The diaries have got pages, but that mainly is to create the bulk. You may call it ‘mental’, but in many pages I did scribbling and doodle though they cannot be seen.
It was more like a game that I played with myself. It was so engrossing that throughout the year I worked in a closed-door room with the things on my lap. Nothing else mattered to me at that point.
In fact, the entire set of works, for me, is more of a mind game than to be seen in technical aspect. Making more intricate and hidden layers was thematically important, which drove me to find out other ways of ‘art making’.
I see this development as a personal journey of my narratives.
It does not mean I will never go back to conventional paintings; I really don ‘t know— but for this time, playing with viewpoint was fun. I must admit that I felt excited and free — as if there are loads of things waiting for me to be tried out and tested.

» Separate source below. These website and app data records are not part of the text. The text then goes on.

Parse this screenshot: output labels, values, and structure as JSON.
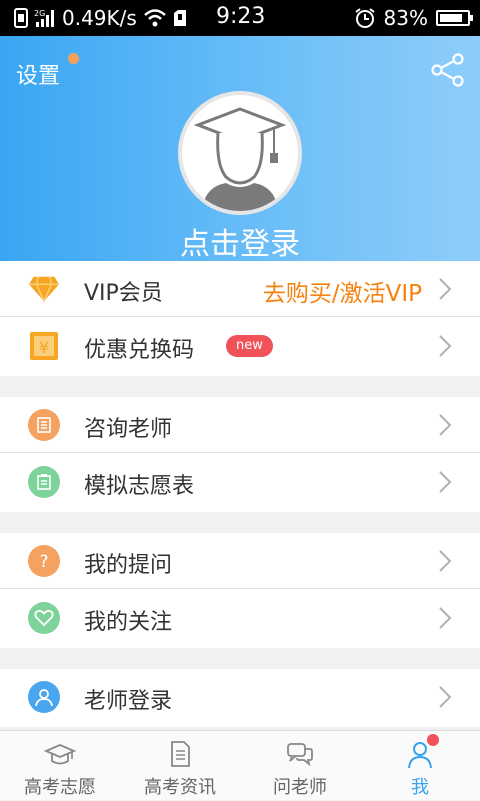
{
  "status_bar": {
    "network": "2G",
    "speed": "0.49K/s",
    "time": "9:23",
    "battery": "83%",
    "battery_level": 0.83
  },
  "header": {
    "settings_label": "设置",
    "login_prompt": "点击登录"
  },
  "menu_groups": [
    [
      {
        "label": "VIP会员",
        "action": "去购买/激活VIP",
        "icon": "diamond-icon"
      },
      {
        "label": "优惠兑换码",
        "badge": "new",
        "icon": "coupon-icon"
      }
    ],
    [
      {
        "label": "咨询老师",
        "icon": "consult-icon"
      },
      {
        "label": "模拟志愿表",
        "icon": "form-icon"
      }
    ],
    [
      {
        "label": "我的提问",
        "icon": "question-icon"
      },
      {
        "label": "我的关注",
        "icon": "heart-icon"
      }
    ],
    [
      {
        "label": "老师登录",
        "icon": "teacher-icon"
      }
    ]
  ],
  "tabs": [
    {
      "label": "高考志愿",
      "icon": "graduation-cap-icon",
      "active": false
    },
    {
      "label": "高考资讯",
      "icon": "news-icon",
      "active": false
    },
    {
      "label": "问老师",
      "icon": "chat-icon",
      "active": false
    },
    {
      "label": "我",
      "icon": "person-icon",
      "active": true
    }
  ],
  "colors": {
    "header_blue": "#39a6f3",
    "accent_orange": "#f7820e",
    "badge_red": "#f0525a",
    "tab_active": "#3aa3f0"
  }
}
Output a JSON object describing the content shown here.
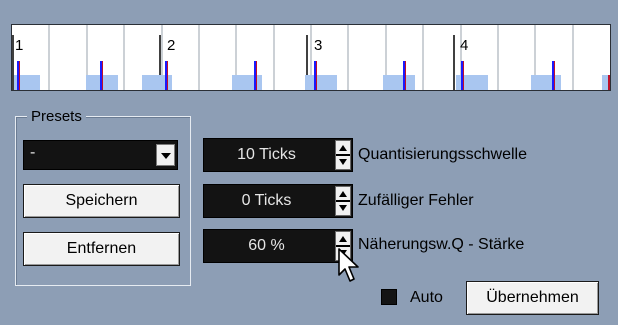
{
  "grid": {
    "bar_labels": [
      "1",
      "2",
      "3",
      "4"
    ],
    "colors": {
      "background": "#ffffff",
      "line": "#9aa3ad",
      "bar": "#000000",
      "note": "#a9c6f0",
      "marker_blue": "#1a1aff",
      "marker_red": "#c0102a"
    }
  },
  "presets": {
    "legend": "Presets",
    "selected": "-",
    "save_label": "Speichern",
    "remove_label": "Entfernen"
  },
  "settings": {
    "threshold": {
      "value": "10 Ticks",
      "label": "Quantisierungsschwelle"
    },
    "random": {
      "value": "0 Ticks",
      "label": "Zufälliger Fehler"
    },
    "strength": {
      "value": "60 %",
      "label": "Näherungsw.Q - Stärke"
    }
  },
  "footer": {
    "auto_label": "Auto",
    "auto_checked": false,
    "apply_label": "Übernehmen"
  },
  "icons": [
    "chevron-down-icon",
    "spin-up-icon",
    "spin-down-icon",
    "mouse-pointer-icon"
  ]
}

S.N.M: Don’t you think that you are not only shifting in terms of format but also in terms of concept? I mean, the very fact that the Memory Bags do look like bags, Secret Diaries have assumed the very physical format of diaries — don’t you think that the formats of objects are statements as well?
A.S: Yes, the formats of objects here are indeed statements as well. For years I have used bottles in different versions to narrate different things. Using actual bottles containing things that I have spoken about earlier was an altogether new experience.

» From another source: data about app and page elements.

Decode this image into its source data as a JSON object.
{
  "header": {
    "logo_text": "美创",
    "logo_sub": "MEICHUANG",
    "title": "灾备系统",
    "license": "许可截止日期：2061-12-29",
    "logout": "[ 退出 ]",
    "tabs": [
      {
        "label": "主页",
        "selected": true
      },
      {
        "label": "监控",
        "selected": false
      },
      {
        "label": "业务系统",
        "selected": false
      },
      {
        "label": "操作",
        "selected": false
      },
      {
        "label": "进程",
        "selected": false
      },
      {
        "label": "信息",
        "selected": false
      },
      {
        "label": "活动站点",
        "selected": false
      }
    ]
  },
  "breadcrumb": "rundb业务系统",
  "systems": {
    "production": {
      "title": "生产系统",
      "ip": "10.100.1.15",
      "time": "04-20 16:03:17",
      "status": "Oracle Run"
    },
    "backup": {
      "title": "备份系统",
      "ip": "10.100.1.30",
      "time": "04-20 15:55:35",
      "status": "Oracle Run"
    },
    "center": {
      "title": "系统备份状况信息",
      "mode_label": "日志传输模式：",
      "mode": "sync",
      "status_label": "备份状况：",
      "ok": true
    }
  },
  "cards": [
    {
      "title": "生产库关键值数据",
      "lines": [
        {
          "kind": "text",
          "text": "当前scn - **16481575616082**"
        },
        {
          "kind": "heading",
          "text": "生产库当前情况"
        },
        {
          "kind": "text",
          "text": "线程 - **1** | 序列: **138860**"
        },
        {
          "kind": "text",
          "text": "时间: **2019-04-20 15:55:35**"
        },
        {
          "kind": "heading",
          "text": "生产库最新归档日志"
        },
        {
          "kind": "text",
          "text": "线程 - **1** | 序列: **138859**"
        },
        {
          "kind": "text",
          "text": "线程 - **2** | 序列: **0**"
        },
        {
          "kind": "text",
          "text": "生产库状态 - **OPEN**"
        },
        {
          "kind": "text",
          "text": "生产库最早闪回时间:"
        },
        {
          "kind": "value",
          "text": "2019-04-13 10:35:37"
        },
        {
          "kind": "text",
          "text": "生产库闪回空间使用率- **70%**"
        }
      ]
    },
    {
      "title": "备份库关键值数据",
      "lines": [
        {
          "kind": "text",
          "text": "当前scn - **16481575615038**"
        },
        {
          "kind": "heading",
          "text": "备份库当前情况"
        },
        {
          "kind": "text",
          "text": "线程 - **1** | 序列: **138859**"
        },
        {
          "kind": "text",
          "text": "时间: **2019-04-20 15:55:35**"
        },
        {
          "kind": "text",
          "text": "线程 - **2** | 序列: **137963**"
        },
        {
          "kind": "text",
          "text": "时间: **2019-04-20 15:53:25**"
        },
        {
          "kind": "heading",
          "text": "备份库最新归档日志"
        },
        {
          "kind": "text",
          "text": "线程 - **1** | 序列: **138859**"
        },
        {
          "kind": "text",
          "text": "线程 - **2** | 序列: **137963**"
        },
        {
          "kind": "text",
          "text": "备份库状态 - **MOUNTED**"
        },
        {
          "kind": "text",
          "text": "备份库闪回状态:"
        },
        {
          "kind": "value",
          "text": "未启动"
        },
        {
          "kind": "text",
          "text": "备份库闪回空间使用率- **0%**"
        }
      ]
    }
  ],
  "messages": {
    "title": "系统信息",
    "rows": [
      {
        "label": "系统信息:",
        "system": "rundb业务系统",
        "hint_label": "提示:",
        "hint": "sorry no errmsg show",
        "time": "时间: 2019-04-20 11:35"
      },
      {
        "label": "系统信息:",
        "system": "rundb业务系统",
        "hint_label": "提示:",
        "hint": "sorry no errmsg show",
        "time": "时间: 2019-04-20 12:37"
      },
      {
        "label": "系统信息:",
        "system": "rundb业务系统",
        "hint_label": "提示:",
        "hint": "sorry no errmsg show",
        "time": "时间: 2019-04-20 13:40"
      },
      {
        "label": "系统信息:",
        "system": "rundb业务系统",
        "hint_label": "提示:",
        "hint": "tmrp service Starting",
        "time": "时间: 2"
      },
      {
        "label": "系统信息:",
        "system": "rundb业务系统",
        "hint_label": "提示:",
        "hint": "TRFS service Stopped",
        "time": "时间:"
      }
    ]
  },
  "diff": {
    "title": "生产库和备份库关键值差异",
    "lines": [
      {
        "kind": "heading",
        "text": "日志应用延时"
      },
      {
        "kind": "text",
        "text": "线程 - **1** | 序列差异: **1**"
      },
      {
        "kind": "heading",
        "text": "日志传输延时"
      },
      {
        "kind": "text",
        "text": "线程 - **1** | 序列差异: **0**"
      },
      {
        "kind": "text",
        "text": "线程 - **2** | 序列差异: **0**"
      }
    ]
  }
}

Once again, when the memory bags were made, the whole pattern of narration changed. My attitude towards a story changed thereafter. I was happy to transfer my sheets of drawing papers to bags or boxes, something that I’ve not done earlier.

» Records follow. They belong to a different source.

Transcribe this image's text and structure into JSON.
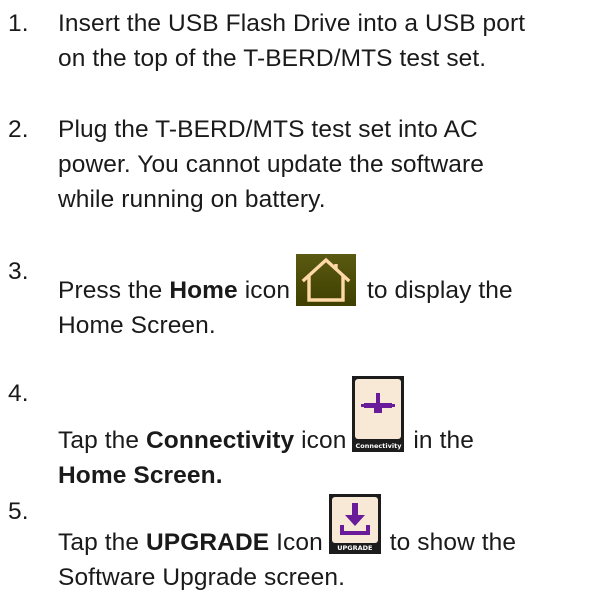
{
  "steps": [
    {
      "number": "1.",
      "line1": "Insert the USB Flash Drive into a USB port",
      "line2": "on the top of the T-BERD/MTS test set."
    },
    {
      "number": "2.",
      "line1": "Plug the T-BERD/MTS test set into AC",
      "line2": "power.  You cannot update the software",
      "line3": "while running on battery."
    },
    {
      "number": "3.",
      "pre": "Press the ",
      "bold": "Home",
      "mid": " icon",
      "post": " to display the",
      "line2": "Home Screen.",
      "icon": "home-icon"
    },
    {
      "number": "4.",
      "pre": "Tap the ",
      "bold": "Connectivity",
      "mid": " icon",
      "post": " in the",
      "line2_bold": "Home Screen.",
      "icon": "connectivity-icon",
      "icon_caption": "Connectivity"
    },
    {
      "number": "5.",
      "pre": "Tap the ",
      "bold": "UPGRADE",
      "mid": " Icon",
      "post": " to show the",
      "line2": "Software Upgrade screen.",
      "icon": "upgrade-icon",
      "icon_caption": "UPGRADE"
    }
  ],
  "colors": {
    "text": "#1a1a1a",
    "home_tile": "#4b4b00",
    "icon_face": "#f7e9d5",
    "icon_glyph": "#6a1b9a"
  }
}
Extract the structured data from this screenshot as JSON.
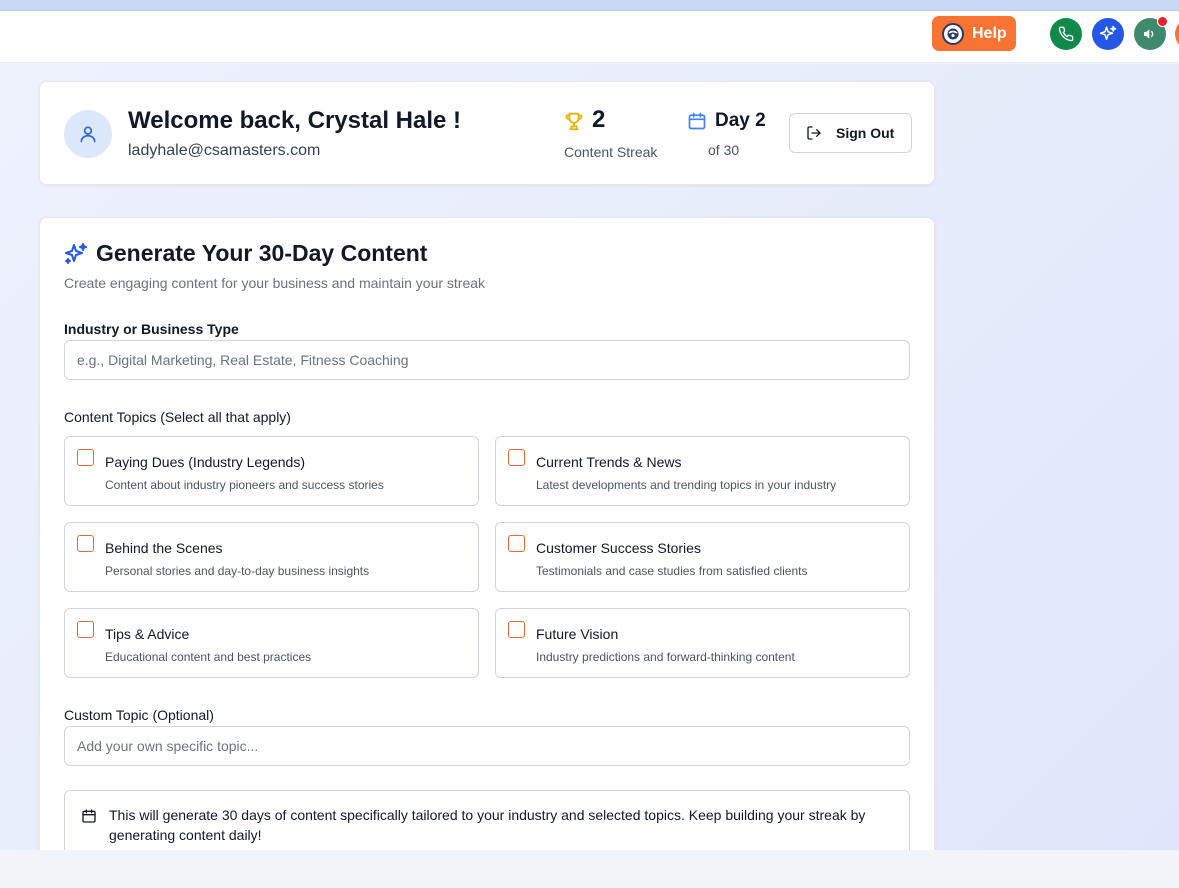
{
  "header": {
    "help_label": "Help"
  },
  "welcome": {
    "title": "Welcome back, Crystal Hale !",
    "email": "ladyhale@csamasters.com",
    "streak_value": "2",
    "streak_label": "Content Streak",
    "day_value": "Day 2",
    "day_label": "of 30",
    "signout_label": "Sign Out"
  },
  "generator": {
    "title": "Generate Your 30-Day Content",
    "subtitle": "Create engaging content for your business and maintain your streak",
    "industry_label": "Industry or Business Type",
    "industry_placeholder": "e.g., Digital Marketing, Real Estate, Fitness Coaching",
    "topics_label": "Content Topics (Select all that apply)",
    "topics": [
      {
        "title": "Paying Dues (Industry Legends)",
        "desc": "Content about industry pioneers and success stories",
        "checked": false
      },
      {
        "title": "Current Trends & News",
        "desc": "Latest developments and trending topics in your industry",
        "checked": false
      },
      {
        "title": "Behind the Scenes",
        "desc": "Personal stories and day-to-day business insights",
        "checked": false
      },
      {
        "title": "Customer Success Stories",
        "desc": "Testimonials and case studies from satisfied clients",
        "checked": false
      },
      {
        "title": "Tips & Advice",
        "desc": "Educational content and best practices",
        "checked": false
      },
      {
        "title": "Future Vision",
        "desc": "Industry predictions and forward-thinking content",
        "checked": false
      }
    ],
    "custom_label": "Custom Topic (Optional)",
    "custom_placeholder": "Add your own specific topic...",
    "info_text": "This will generate 30 days of content specifically tailored to your industry and selected topics. Keep building your streak by generating content daily!"
  },
  "colors": {
    "accent": "#f97332",
    "phone": "#0f8a4a",
    "ai": "#2457e6",
    "announce": "#3f8a6c",
    "streak_icon": "#eab308",
    "calendar_icon": "#3b82f6",
    "checkbox_border": "#e2693b"
  },
  "icons": {
    "help": "help-logo-icon",
    "phone": "phone-icon",
    "ai": "sparkles-icon",
    "announce": "megaphone-icon",
    "user": "user-icon",
    "trophy": "trophy-icon",
    "calendar": "calendar-icon",
    "signout": "log-out-icon"
  }
}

S.N.M: I would like to know something from you about your meticulous insertions of texts in your work. Presence of the legible meaningful text endows your work with an obvious narrative character. It almost also hints at the possibility of reading a literal story; but the inherent visual nature of your works often suggests something else — it proposes a conceptual/psychological realm that is beyond narrative.
A.S: This time, this insertion of texts flooded my works. It happened on its own, and I let it happen. I wanted to see where I was heading to.
I think, my work has always been, to some extent, literal. May be, that was one reason, I thought, as I said above, that, my works are narratives. For me, text and visual— both have their own palpability, and both are extremely important to me. But I have not used text in this degree before — at least, not in recent past. I want people to read the texts. But, if they don’t, or skip a certain part of it is also fine. I see them as layers of narration. More closely you look at the work, or deeper you read the text, you “see” more. It isas simple as that.
What if we do not separate the text and the visual, and the things they are indicating, and take them as a whole?
It is true that one does feel enticed to recognize Amritah’s works as multi-layered experiences loaded with self-referent signs. There is of course a great temptation in reading her work as a speculative visual experience and thus enjoy the hiddenness and the allied underpinnings in a kind of visual-cerebral way. Looking at Amritah’s works one cannot resist imagining a kind of participation in the very thought process of these works. Nostalgia in Amritah’s works becomes infectious with its magnetic charm and enchanting unresolved tales.